## Exercise
Please return the lines from the one with "Decode this image" through the end of the listing below, word for word, with every picture left out.

## Working data
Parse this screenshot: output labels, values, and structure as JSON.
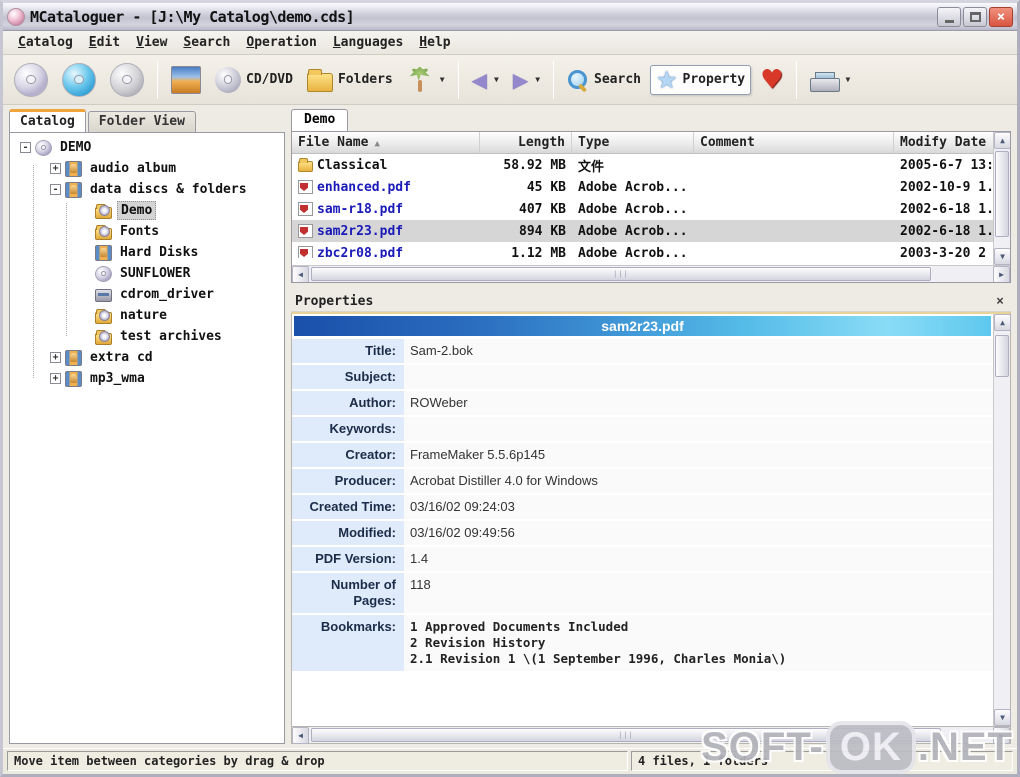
{
  "window": {
    "title": "MCataloguer - [J:\\My Catalog\\demo.cds]"
  },
  "menu": {
    "items": [
      "Catalog",
      "Edit",
      "View",
      "Search",
      "Operation",
      "Languages",
      "Help"
    ]
  },
  "toolbar": {
    "cd_dvd_label": "CD/DVD",
    "folders_label": "Folders",
    "search_label": "Search",
    "property_label": "Property"
  },
  "icons": {
    "dropdown": "▼",
    "back": "◀",
    "forward": "▶",
    "star": "★",
    "heart": "♥",
    "close": "×",
    "sort_ascending": "▲",
    "scroll_up": "▲",
    "scroll_down": "▼",
    "scroll_left": "◀",
    "scroll_right": "▶",
    "thumb_grip": "|||"
  },
  "left_panel": {
    "tabs": [
      {
        "label": "Catalog",
        "active": true
      },
      {
        "label": "Folder View",
        "active": false
      }
    ],
    "tree": [
      {
        "label": "DEMO",
        "level": 0,
        "expander": "-",
        "icon": "cd",
        "selected": false
      },
      {
        "label": "audio album",
        "level": 1,
        "expander": "+",
        "icon": "category",
        "selected": false
      },
      {
        "label": "data discs & folders",
        "level": 1,
        "expander": "-",
        "icon": "category",
        "selected": false
      },
      {
        "label": "Demo",
        "level": 2,
        "expander": "",
        "icon": "folderdisc",
        "selected": true
      },
      {
        "label": "Fonts",
        "level": 2,
        "expander": "",
        "icon": "folderdisc",
        "selected": false
      },
      {
        "label": "Hard Disks",
        "level": 2,
        "expander": "",
        "icon": "category",
        "selected": false
      },
      {
        "label": "SUNFLOWER",
        "level": 2,
        "expander": "",
        "icon": "cd",
        "selected": false
      },
      {
        "label": "cdrom_driver",
        "level": 2,
        "expander": "",
        "icon": "drive",
        "selected": false
      },
      {
        "label": "nature",
        "level": 2,
        "expander": "",
        "icon": "folderdisc",
        "selected": false
      },
      {
        "label": "test archives",
        "level": 2,
        "expander": "",
        "icon": "folderdisc",
        "selected": false
      },
      {
        "label": "extra cd",
        "level": 1,
        "expander": "+",
        "icon": "category",
        "selected": false
      },
      {
        "label": "mp3_wma",
        "level": 1,
        "expander": "+",
        "icon": "category",
        "selected": false
      }
    ]
  },
  "file_panel": {
    "tab": "Demo",
    "columns": [
      "File Name",
      "Length",
      "Type",
      "Comment",
      "Modify Date"
    ],
    "sorted_by": "File Name",
    "rows": [
      {
        "icon": "folder",
        "name": "Classical",
        "length": "58.92 MB",
        "type": "文件",
        "comment": "",
        "modify_date": "2005-6-7 13:",
        "selected": false
      },
      {
        "icon": "pdf",
        "name": "enhanced.pdf",
        "length": "45 KB",
        "type": "Adobe Acrob...",
        "comment": "",
        "modify_date": "2002-10-9 1.",
        "selected": false
      },
      {
        "icon": "pdf",
        "name": "sam-r18.pdf",
        "length": "407 KB",
        "type": "Adobe Acrob...",
        "comment": "",
        "modify_date": "2002-6-18 1.",
        "selected": false
      },
      {
        "icon": "pdf",
        "name": "sam2r23.pdf",
        "length": "894 KB",
        "type": "Adobe Acrob...",
        "comment": "",
        "modify_date": "2002-6-18 1.",
        "selected": true
      },
      {
        "icon": "pdf",
        "name": "zbc2r08.pdf",
        "length": "1.12 MB",
        "type": "Adobe Acrob...",
        "comment": "",
        "modify_date": "2003-3-20 2",
        "selected": false
      }
    ]
  },
  "properties_panel": {
    "title": "Properties",
    "banner": "sam2r23.pdf",
    "fields": [
      {
        "label": "Title:",
        "value": "Sam-2.bok",
        "mono": false
      },
      {
        "label": "Subject:",
        "value": "",
        "mono": false
      },
      {
        "label": "Author:",
        "value": "ROWeber",
        "mono": false
      },
      {
        "label": "Keywords:",
        "value": "",
        "mono": false
      },
      {
        "label": "Creator:",
        "value": "FrameMaker 5.5.6p145",
        "mono": false
      },
      {
        "label": "Producer:",
        "value": "Acrobat Distiller 4.0 for Windows",
        "mono": false
      },
      {
        "label": "Created Time:",
        "value": "03/16/02 09:24:03",
        "mono": false
      },
      {
        "label": "Modified:",
        "value": "03/16/02 09:49:56",
        "mono": false
      },
      {
        "label": "PDF Version:",
        "value": "1.4",
        "mono": false
      },
      {
        "label": "Number of Pages:",
        "value": "118",
        "mono": false
      },
      {
        "label": "Bookmarks:",
        "value": "",
        "mono": true,
        "lines": [
          "1 Approved Documents Included",
          "2 Revision History",
          " 2.1 Revision 1 \\(1 September 1996, Charles Monia\\)"
        ]
      }
    ]
  },
  "status_bar": {
    "left": "Move item between categories by drag & drop",
    "right": "4 files, 1 folders"
  },
  "watermark": {
    "part1": "SOFT-",
    "part2": "OK",
    "part3": ".NET"
  },
  "colors": {
    "banner_gradient_start": "#1a50aa",
    "banner_gradient_end": "#5ec8ee",
    "active_tab_accent": "#f0a43c",
    "pdf_link_blue": "#1a1ab8",
    "selected_row_gray": "#d6d6d6",
    "close_button_red": "#d85540",
    "prop_label_bg": "#dfeafa"
  }
}
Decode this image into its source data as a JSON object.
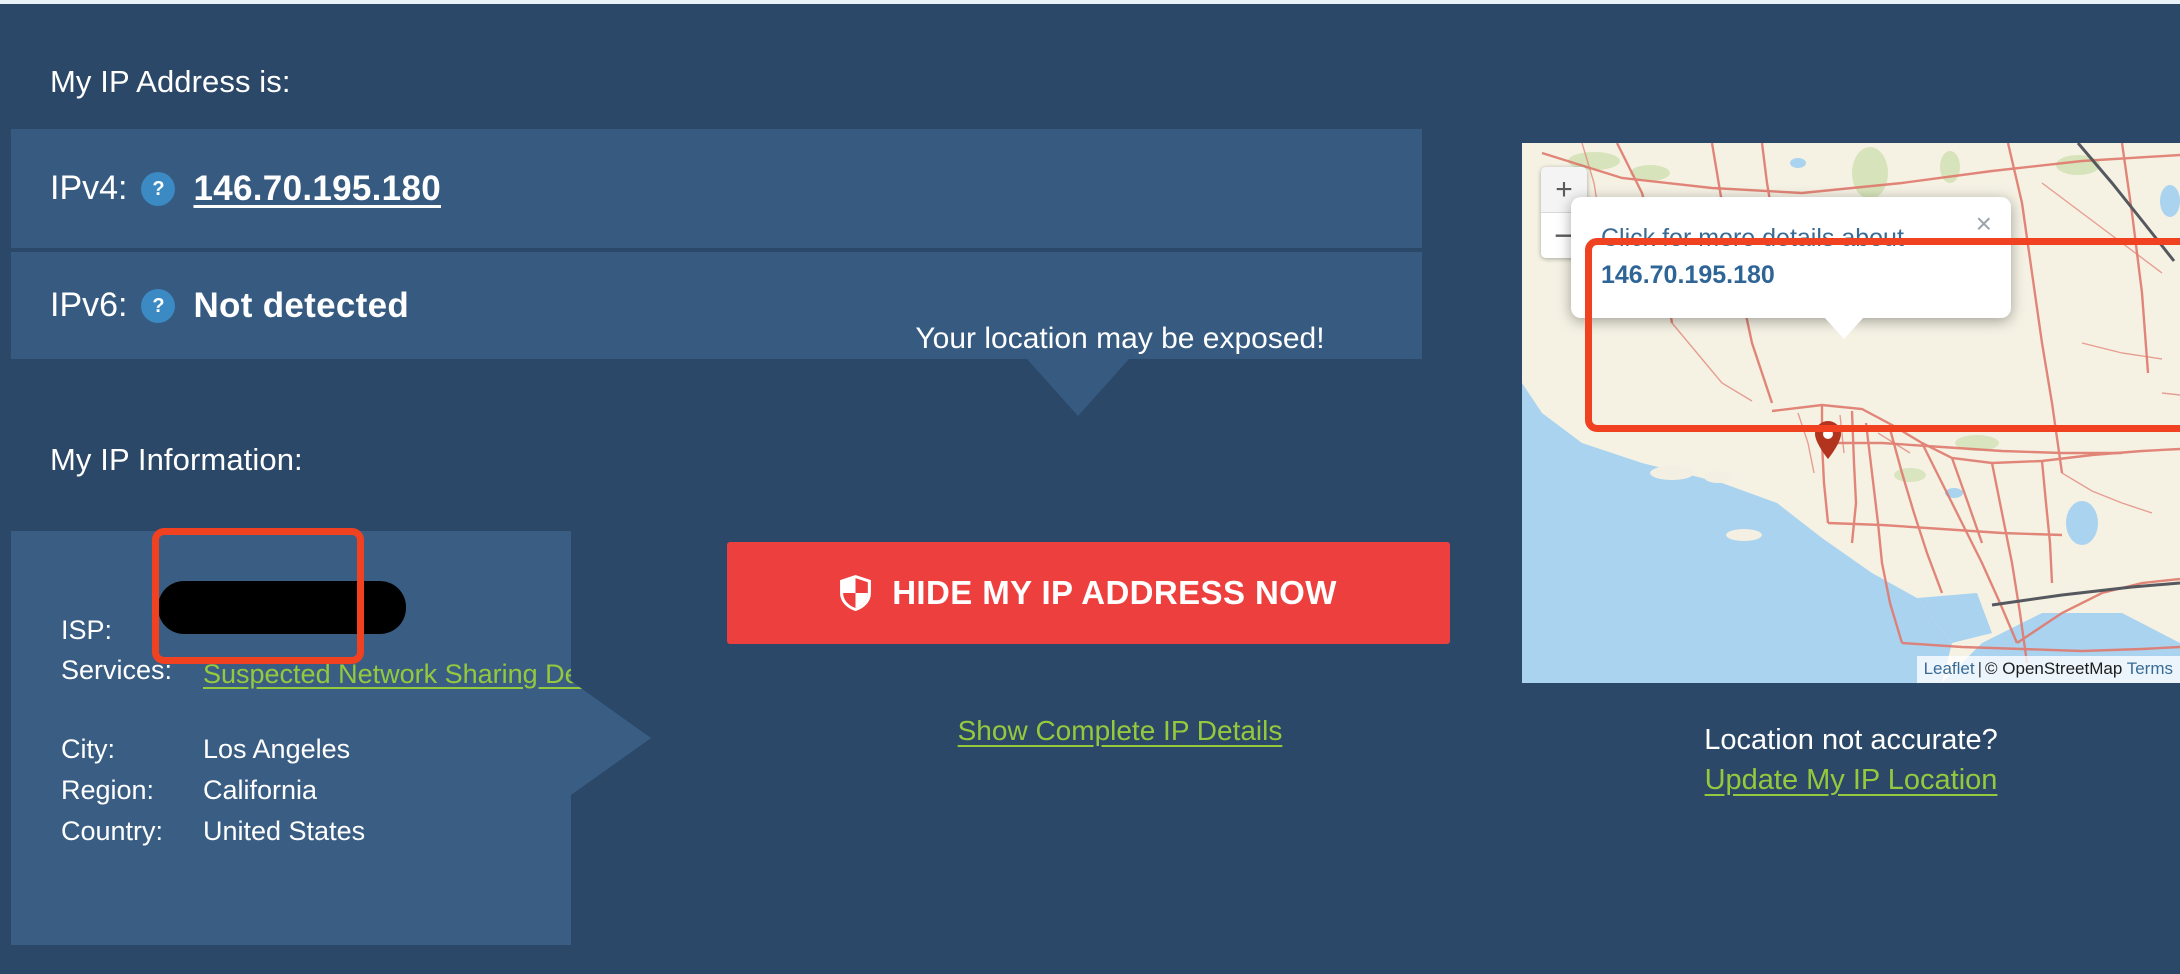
{
  "headings": {
    "my_ip_address": "My IP Address is:",
    "my_ip_information": "My IP Information:"
  },
  "ip_rows": {
    "ipv4_label": "IPv4:",
    "ipv4_value": "146.70.195.180",
    "ipv6_label": "IPv6:",
    "ipv6_value": "Not detected",
    "help_glyph": "?"
  },
  "info": {
    "isp_label": "ISP:",
    "isp_value": "",
    "services_label": "Services:",
    "services_value": "Suspected Network Sharing Device",
    "city_label": "City:",
    "city_value": "Los Angeles",
    "region_label": "Region:",
    "region_value": "California",
    "country_label": "Country:",
    "country_value": "United States"
  },
  "cta": {
    "exposed_text": "Your location may be exposed!",
    "hide_button_label": "HIDE MY IP ADDRESS NOW",
    "show_details_label": "Show Complete IP Details"
  },
  "map": {
    "zoom_in_label": "+",
    "zoom_out_label": "−",
    "popup_line1": "Click for more details about",
    "popup_line2": "146.70.195.180",
    "popup_close_label": "×",
    "attrib_leaflet": "Leaflet",
    "attrib_separator": "|",
    "attrib_osm": "© OpenStreetMap",
    "attrib_terms": "Terms"
  },
  "right_column": {
    "location_not_accurate": "Location not accurate?",
    "update_location_label": "Update My IP Location"
  },
  "colors": {
    "page_bg": "#2b4868",
    "panel_bg": "#365a80",
    "card_bg": "#3a5d83",
    "accent_red": "#ee3f3f",
    "highlight_red": "#f04120",
    "green_link": "#95c93d",
    "help_blue": "#3b8ac4",
    "map_link_blue": "#386b95",
    "popup_text_blue": "#2f6596"
  }
}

## Solution to this task
Decode this image into its source data as a JSON object.
{
  "headings": {
    "my_ip_address": "My IP Address is:",
    "my_ip_information": "My IP Information:"
  },
  "ip_rows": {
    "ipv4_label": "IPv4:",
    "ipv4_value": "146.70.195.180",
    "ipv6_label": "IPv6:",
    "ipv6_value": "Not detected",
    "help_glyph": "?"
  },
  "info": {
    "isp_label": "ISP:",
    "isp_value": "",
    "services_label": "Services:",
    "services_value": "Suspected Network Sharing Device",
    "city_label": "City:",
    "city_value": "Los Angeles",
    "region_label": "Region:",
    "region_value": "California",
    "country_label": "Country:",
    "country_value": "United States"
  },
  "cta": {
    "exposed_text": "Your location may be exposed!",
    "hide_button_label": "HIDE MY IP ADDRESS NOW",
    "show_details_label": "Show Complete IP Details"
  },
  "map": {
    "zoom_in_label": "+",
    "zoom_out_label": "−",
    "popup_line1": "Click for more details about",
    "popup_line2": "146.70.195.180",
    "popup_close_label": "×",
    "attrib_leaflet": "Leaflet",
    "attrib_separator": "|",
    "attrib_osm": "© OpenStreetMap",
    "attrib_terms": "Terms"
  },
  "right_column": {
    "location_not_accurate": "Location not accurate?",
    "update_location_label": "Update My IP Location"
  },
  "colors": {
    "page_bg": "#2b4868",
    "panel_bg": "#365a80",
    "card_bg": "#3a5d83",
    "accent_red": "#ee3f3f",
    "highlight_red": "#f04120",
    "green_link": "#95c93d",
    "help_blue": "#3b8ac4",
    "map_link_blue": "#386b95",
    "popup_text_blue": "#2f6596"
  }
}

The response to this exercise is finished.